**TASK TO CARRY OUT:** Your task is to output the listing exactly, leaving every image out.

**INPUT RECORDS:**
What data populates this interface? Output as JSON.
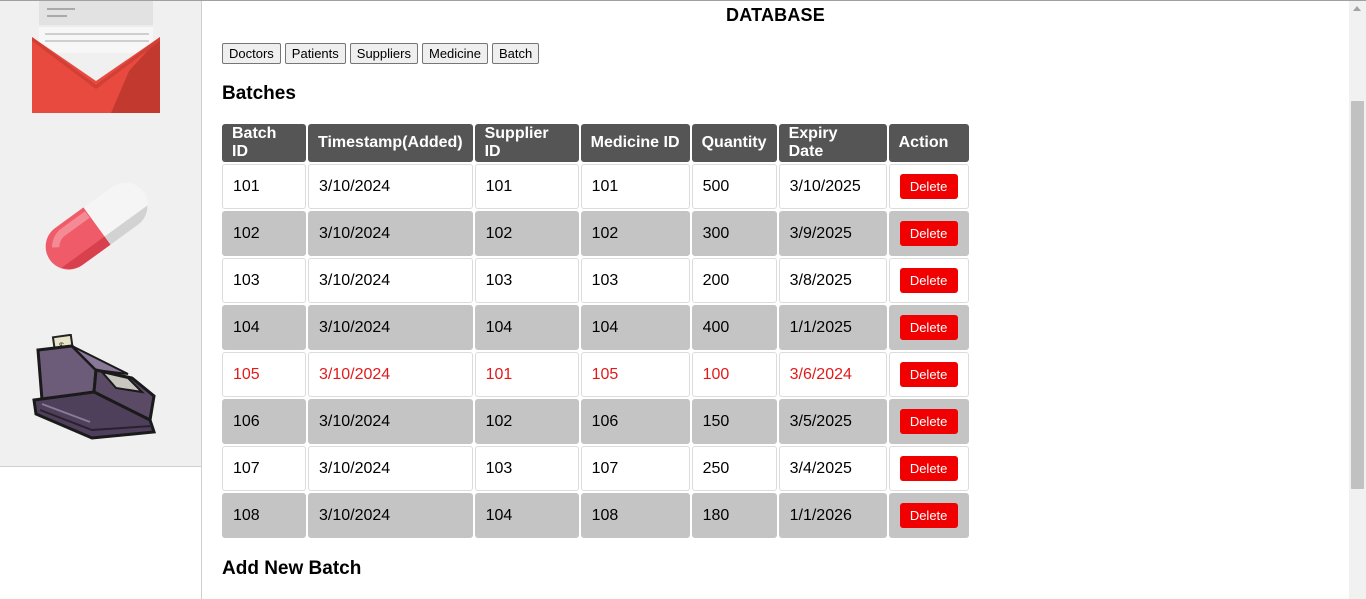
{
  "page": {
    "title": "DATABASE"
  },
  "nav": {
    "buttons": [
      "Doctors",
      "Patients",
      "Suppliers",
      "Medicine",
      "Batch"
    ]
  },
  "sidebar": {
    "icons": [
      "envelope-icon",
      "pill-icon",
      "cash-register-icon"
    ]
  },
  "section": {
    "title": "Batches"
  },
  "table": {
    "headers": [
      "Batch ID",
      "Timestamp(Added)",
      "Supplier ID",
      "Medicine ID",
      "Quantity",
      "Expiry Date",
      "Action"
    ],
    "rows": [
      {
        "batch_id": "101",
        "timestamp": "3/10/2024",
        "supplier_id": "101",
        "medicine_id": "101",
        "quantity": "500",
        "expiry": "3/10/2025",
        "action": "Delete",
        "expired": false
      },
      {
        "batch_id": "102",
        "timestamp": "3/10/2024",
        "supplier_id": "102",
        "medicine_id": "102",
        "quantity": "300",
        "expiry": "3/9/2025",
        "action": "Delete",
        "expired": false
      },
      {
        "batch_id": "103",
        "timestamp": "3/10/2024",
        "supplier_id": "103",
        "medicine_id": "103",
        "quantity": "200",
        "expiry": "3/8/2025",
        "action": "Delete",
        "expired": false
      },
      {
        "batch_id": "104",
        "timestamp": "3/10/2024",
        "supplier_id": "104",
        "medicine_id": "104",
        "quantity": "400",
        "expiry": "1/1/2025",
        "action": "Delete",
        "expired": false
      },
      {
        "batch_id": "105",
        "timestamp": "3/10/2024",
        "supplier_id": "101",
        "medicine_id": "105",
        "quantity": "100",
        "expiry": "3/6/2024",
        "action": "Delete",
        "expired": true
      },
      {
        "batch_id": "106",
        "timestamp": "3/10/2024",
        "supplier_id": "102",
        "medicine_id": "106",
        "quantity": "150",
        "expiry": "3/5/2025",
        "action": "Delete",
        "expired": false
      },
      {
        "batch_id": "107",
        "timestamp": "3/10/2024",
        "supplier_id": "103",
        "medicine_id": "107",
        "quantity": "250",
        "expiry": "3/4/2025",
        "action": "Delete",
        "expired": false
      },
      {
        "batch_id": "108",
        "timestamp": "3/10/2024",
        "supplier_id": "104",
        "medicine_id": "108",
        "quantity": "180",
        "expiry": "1/1/2026",
        "action": "Delete",
        "expired": false
      }
    ]
  },
  "add_section": {
    "title": "Add New Batch"
  },
  "colors": {
    "header_bg": "#555555",
    "even_row_bg": "#c4c4c4",
    "delete_bg": "#f00000",
    "expired_text": "#e31a1a"
  }
}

**YOUR RESPONSE:**
What data populates this interface? Output as JSON.
{
  "page": {
    "title": "DATABASE"
  },
  "nav": {
    "buttons": [
      "Doctors",
      "Patients",
      "Suppliers",
      "Medicine",
      "Batch"
    ]
  },
  "sidebar": {
    "icons": [
      "envelope-icon",
      "pill-icon",
      "cash-register-icon"
    ]
  },
  "section": {
    "title": "Batches"
  },
  "table": {
    "headers": [
      "Batch ID",
      "Timestamp(Added)",
      "Supplier ID",
      "Medicine ID",
      "Quantity",
      "Expiry Date",
      "Action"
    ],
    "rows": [
      {
        "batch_id": "101",
        "timestamp": "3/10/2024",
        "supplier_id": "101",
        "medicine_id": "101",
        "quantity": "500",
        "expiry": "3/10/2025",
        "action": "Delete",
        "expired": false
      },
      {
        "batch_id": "102",
        "timestamp": "3/10/2024",
        "supplier_id": "102",
        "medicine_id": "102",
        "quantity": "300",
        "expiry": "3/9/2025",
        "action": "Delete",
        "expired": false
      },
      {
        "batch_id": "103",
        "timestamp": "3/10/2024",
        "supplier_id": "103",
        "medicine_id": "103",
        "quantity": "200",
        "expiry": "3/8/2025",
        "action": "Delete",
        "expired": false
      },
      {
        "batch_id": "104",
        "timestamp": "3/10/2024",
        "supplier_id": "104",
        "medicine_id": "104",
        "quantity": "400",
        "expiry": "1/1/2025",
        "action": "Delete",
        "expired": false
      },
      {
        "batch_id": "105",
        "timestamp": "3/10/2024",
        "supplier_id": "101",
        "medicine_id": "105",
        "quantity": "100",
        "expiry": "3/6/2024",
        "action": "Delete",
        "expired": true
      },
      {
        "batch_id": "106",
        "timestamp": "3/10/2024",
        "supplier_id": "102",
        "medicine_id": "106",
        "quantity": "150",
        "expiry": "3/5/2025",
        "action": "Delete",
        "expired": false
      },
      {
        "batch_id": "107",
        "timestamp": "3/10/2024",
        "supplier_id": "103",
        "medicine_id": "107",
        "quantity": "250",
        "expiry": "3/4/2025",
        "action": "Delete",
        "expired": false
      },
      {
        "batch_id": "108",
        "timestamp": "3/10/2024",
        "supplier_id": "104",
        "medicine_id": "108",
        "quantity": "180",
        "expiry": "1/1/2026",
        "action": "Delete",
        "expired": false
      }
    ]
  },
  "add_section": {
    "title": "Add New Batch"
  },
  "colors": {
    "header_bg": "#555555",
    "even_row_bg": "#c4c4c4",
    "delete_bg": "#f00000",
    "expired_text": "#e31a1a"
  }
}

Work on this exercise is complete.